For more information (and pictures!), please see our paper page:

Nov. 20

Speaker: Jacob Nelson (Lehigh University)

Title: Bundled References: An Abstraction for Highly-Concurrent Linearizable Range Queries

Abstract: As the name suggests, range queries provide the capability to return all values of a set, whose keys are contained in a given range. In a concurrent setting, this particular operation presents challenges since it can be long running. To offer linearizable range queries, we must ensure that the operations observe a consistent snapshot of the data structure even in the midst of ongoing point operations (i.e. get, put and delete). Bundled references are a new building block to provide linearizable range query operations for highly concurrent linked data structures. At its core, a bundled reference maintains the history of a given data structure link to allow range queries to traverse a path through the data structure corresponding to a particular moment in time. By traversing only links that were “alive” at the range queries outset, a range query observes a view of the data structure that is consistent with the target atomic snapshot and is made of the minimal amount of nodes that should be accessed to preserve linearizability.

Bio: Jacob Nelson is a third-year PhD student at Lehigh University in Bethlehem, PA. His interests encompass a wide range of systems topics including highly concurrent data structures and distribution using remote direct memory access (RDMA). His most recent work is focused on how to leverage high performance one-sided RDMA operations to build a data-movement oriented transactional key-value store. Check out his website for more info!

Dec. 4

Speaker: Alexa VanHattum (Cornell University)

Title: Vectorization for Digital Signal Processors via Equality Saturation

Abstract: Compute-heavy embedded systems, from augmented reality to 5G networking, rely on specialized hardware in the form of digital signal processors (DSPs). However, DSPs are designed to prioritize energy efficiency and predictability over programmability, with simple in-order architectures that offer little hardware-provided parallelism.

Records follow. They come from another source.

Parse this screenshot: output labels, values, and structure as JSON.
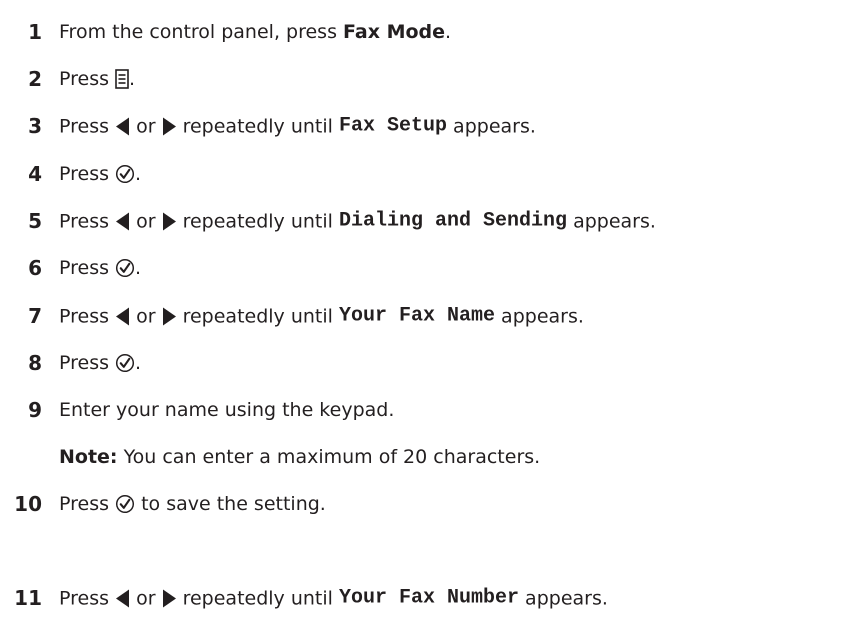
{
  "steps": [
    {
      "num": "1",
      "a": "From the control panel, press ",
      "b": "Fax Mode",
      "c": "."
    },
    {
      "num": "2",
      "a": "Press ",
      "c": "."
    },
    {
      "num": "3",
      "a": "Press ",
      "or": " or ",
      "r": " repeatedly until ",
      "code": "Fax Setup",
      "end": " appears."
    },
    {
      "num": "4",
      "a": "Press ",
      "c": "."
    },
    {
      "num": "5",
      "a": "Press ",
      "or": " or ",
      "r": " repeatedly until ",
      "code": "Dialing and Sending",
      "end": " appears."
    },
    {
      "num": "6",
      "a": "Press ",
      "c": "."
    },
    {
      "num": "7",
      "a": "Press ",
      "or": " or ",
      "r": " repeatedly until ",
      "code": "Your Fax Name",
      "end": " appears."
    },
    {
      "num": "8",
      "a": "Press ",
      "c": "."
    },
    {
      "num": "9",
      "a": "Enter your name using the keypad."
    },
    {
      "num": "10",
      "a": "Press ",
      "c": " to save the setting."
    },
    {
      "num": "11",
      "a": "Press ",
      "or": " or ",
      "r": " repeatedly until ",
      "code": "Your Fax Number",
      "end": " appears."
    }
  ],
  "note": {
    "label": "Note:",
    "text": " You can enter a maximum of 20 characters."
  },
  "icons": {
    "menu": "menu-icon",
    "left": "left-arrow-icon",
    "right": "right-arrow-icon",
    "select": "checkmark-circle-icon"
  },
  "colors": {
    "text": "#231f20"
  }
}
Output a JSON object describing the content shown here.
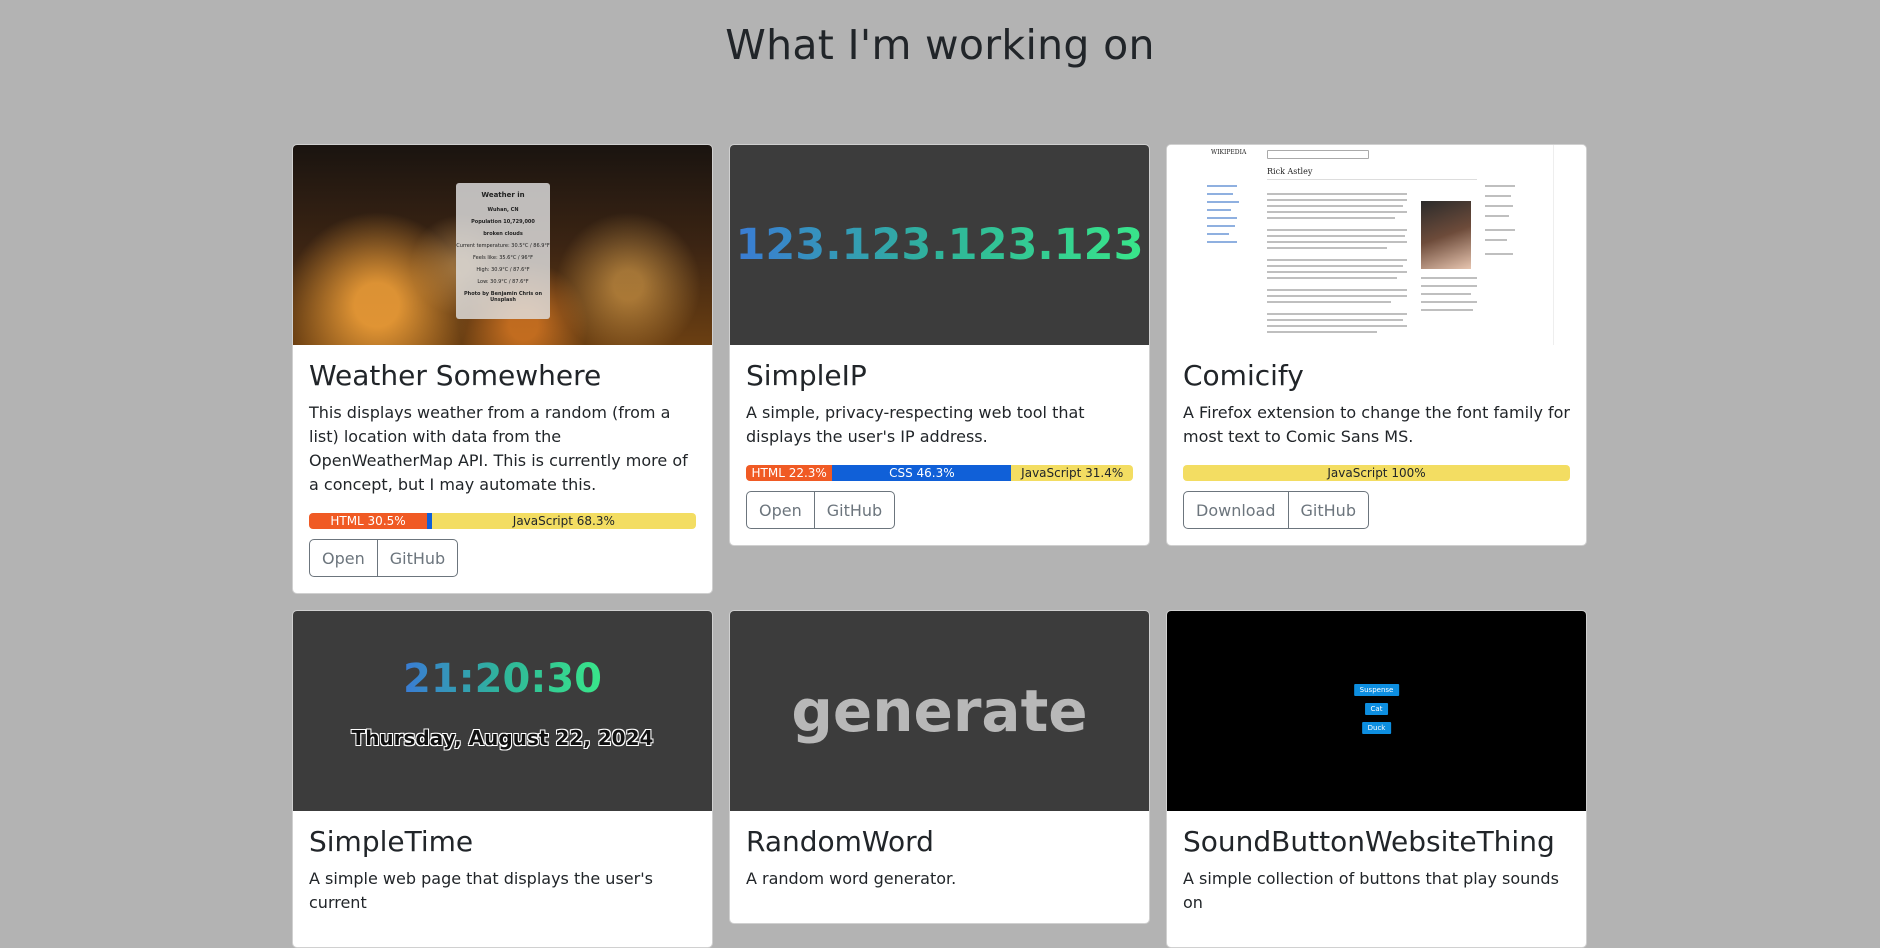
{
  "page": {
    "title": "What I'm working on"
  },
  "projects": [
    {
      "title": "Weather Somewhere",
      "description": "This displays weather from a random (from a list) location with data from the OpenWeatherMap API. This is currently more of a concept, but I may automate this.",
      "languages": [
        {
          "label": "HTML 30.5%",
          "percent": 30.5,
          "color": "#f05a24",
          "text_color": "#ffffff"
        },
        {
          "label": "",
          "percent": 1.2,
          "color": "#1060d8",
          "text_color": "#ffffff"
        },
        {
          "label": "JavaScript 68.3%",
          "percent": 68.3,
          "color": "#f3dd62",
          "text_color": "#212529"
        }
      ],
      "buttons": [
        "Open",
        "GitHub"
      ],
      "thumbnail": {
        "weather_title": "Weather in",
        "city": "Wuhan, CN",
        "population": "Population 10,729,000",
        "condition": "broken clouds",
        "current_temp": "Current temperature: 30.5°C / 86.9°F",
        "feels_like": "Feels like: 35.6°C / 96°F",
        "high": "High: 30.9°C / 87.6°F",
        "low": "Low: 30.9°C / 87.6°F",
        "credit": "Photo by Benjamin Chris on Unsplash"
      }
    },
    {
      "title": "SimpleIP",
      "description": "A simple, privacy-respecting web tool that displays the user's IP address.",
      "languages": [
        {
          "label": "HTML 22.3%",
          "percent": 22.3,
          "color": "#f05a24",
          "text_color": "#ffffff"
        },
        {
          "label": "CSS 46.3%",
          "percent": 46.3,
          "color": "#1060d8",
          "text_color": "#ffffff"
        },
        {
          "label": "JavaScript 31.4%",
          "percent": 31.4,
          "color": "#f3dd62",
          "text_color": "#212529"
        }
      ],
      "buttons": [
        "Open",
        "GitHub"
      ],
      "thumbnail": {
        "ip": "123.123.123.123"
      }
    },
    {
      "title": "Comicify",
      "description": "A Firefox extension to change the font family for most text to Comic Sans MS.",
      "languages": [
        {
          "label": "JavaScript 100%",
          "percent": 100,
          "color": "#f3dd62",
          "text_color": "#212529"
        }
      ],
      "buttons": [
        "Download",
        "GitHub"
      ],
      "thumbnail": {
        "logo": "WIKIPEDIA",
        "heading": "Rick Astley"
      }
    },
    {
      "title": "SimpleTime",
      "description": "A simple web page that displays the user's current",
      "languages": [],
      "buttons": [],
      "thumbnail": {
        "time": "21:20:30",
        "date": "Thursday, August 22, 2024"
      }
    },
    {
      "title": "RandomWord",
      "description": "A random word generator.",
      "languages": [],
      "buttons": [],
      "thumbnail": {
        "word": "generate"
      }
    },
    {
      "title": "SoundButtonWebsiteThing",
      "description": "A simple collection of buttons that play sounds on",
      "languages": [],
      "buttons": [],
      "thumbnail": {
        "buttons": [
          "Suspense",
          "Cat",
          "Duck"
        ]
      }
    }
  ]
}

Existing auto-vectorizing compilers can struggle to optimize small linear algebra kernels that rely on complex data movements. An expert can reach state-of-the-art performance by hand-writing specialized implementations to use vector instructions, but they must repeat this manual effort for each size instance. In this talk, I will describe Diospyros, a search-based compiler that automates this task of finding efficient vectorizations for smaller linear algebra kernels. Diospyros combines two automated reasoning techniques, symbolic evaluation and equality saturation over rewrite rules, to vectorize computations with irregular structure. We show that Diospyros outperforms DSP libraries by 2.8x on average and demonstrate how search-based techniques can help users reach performance competitive with expert tuning with less manual effort.

Dec. 11

Speaker: Irene Yoon (University of Pennsylvania)

Title: Modular, compositional, and executable semantics for LLVM IR

Abstract: The LLVM framework has been a long-time favorite for compiler enthusiasts. It is both a widely used industrial-strength compiler (most recognizably, Apple’s latest macOS and iOS development tools) and a popular research tool (winning the ACM Software Systems Award in 2012).

How do we best ensure that LLVM-based tools (compilers, optimizers, code instrumentation passes, etc.) do what they’re supposed to — especially for safety- or security-critical applications?

This talk is an introduction to a novel formal semantics for a large, sequential subset of the LLVM IR, mechanized in the Coq proof assistant. We will see how the use of modern semantic reasoning techniques allow us to write a compositional, modular, and executable semantics. In particular, I will discuss how the development of an interaction tree-based semantics gives us (1) expressive combinators for defining compositional semantics, (2) a modular separation of concerns for effects in a language, and (3) a “for-free” extraction of an executable definitional interpreter.

No experience with LLVM or formal verification technologies will be assumed.

Source can be found on our GitHub